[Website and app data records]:

↓

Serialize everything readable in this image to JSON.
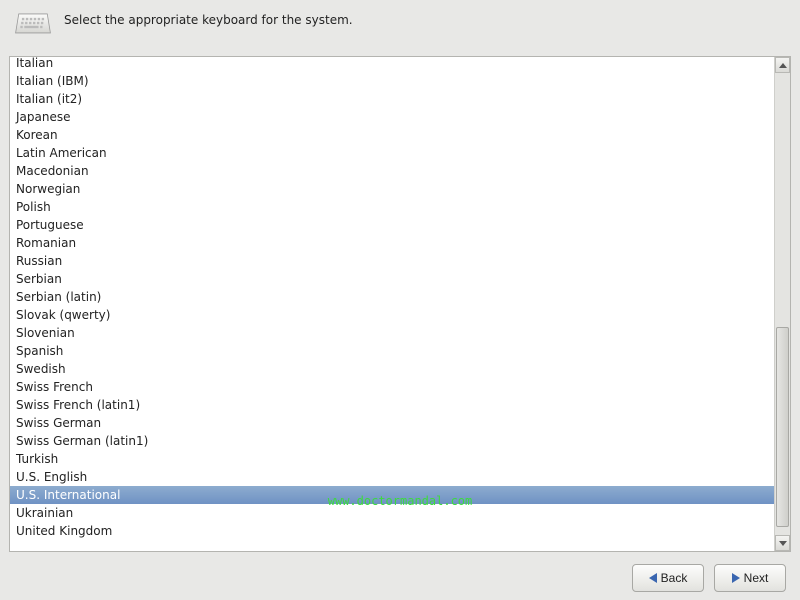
{
  "header": {
    "instruction": "Select the appropriate keyboard for the system."
  },
  "keyboards": {
    "selected": "U.S. International",
    "items": [
      "Italian",
      "Italian (IBM)",
      "Italian (it2)",
      "Japanese",
      "Korean",
      "Latin American",
      "Macedonian",
      "Norwegian",
      "Polish",
      "Portuguese",
      "Romanian",
      "Russian",
      "Serbian",
      "Serbian (latin)",
      "Slovak (qwerty)",
      "Slovenian",
      "Spanish",
      "Swedish",
      "Swiss French",
      "Swiss French (latin1)",
      "Swiss German",
      "Swiss German (latin1)",
      "Turkish",
      "U.S. English",
      "U.S. International",
      "Ukrainian",
      "United Kingdom"
    ]
  },
  "footer": {
    "back_label": "Back",
    "next_label": "Next"
  },
  "watermark": "www.doctormandal.com"
}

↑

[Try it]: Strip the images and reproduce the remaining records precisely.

[Written answer]:
Serialize everything readable in this image to JSON.
{
  "header": {
    "instruction": "Select the appropriate keyboard for the system."
  },
  "keyboards": {
    "selected": "U.S. International",
    "items": [
      "Italian",
      "Italian (IBM)",
      "Italian (it2)",
      "Japanese",
      "Korean",
      "Latin American",
      "Macedonian",
      "Norwegian",
      "Polish",
      "Portuguese",
      "Romanian",
      "Russian",
      "Serbian",
      "Serbian (latin)",
      "Slovak (qwerty)",
      "Slovenian",
      "Spanish",
      "Swedish",
      "Swiss French",
      "Swiss French (latin1)",
      "Swiss German",
      "Swiss German (latin1)",
      "Turkish",
      "U.S. English",
      "U.S. International",
      "Ukrainian",
      "United Kingdom"
    ]
  },
  "footer": {
    "back_label": "Back",
    "next_label": "Next"
  },
  "watermark": "www.doctormandal.com"
}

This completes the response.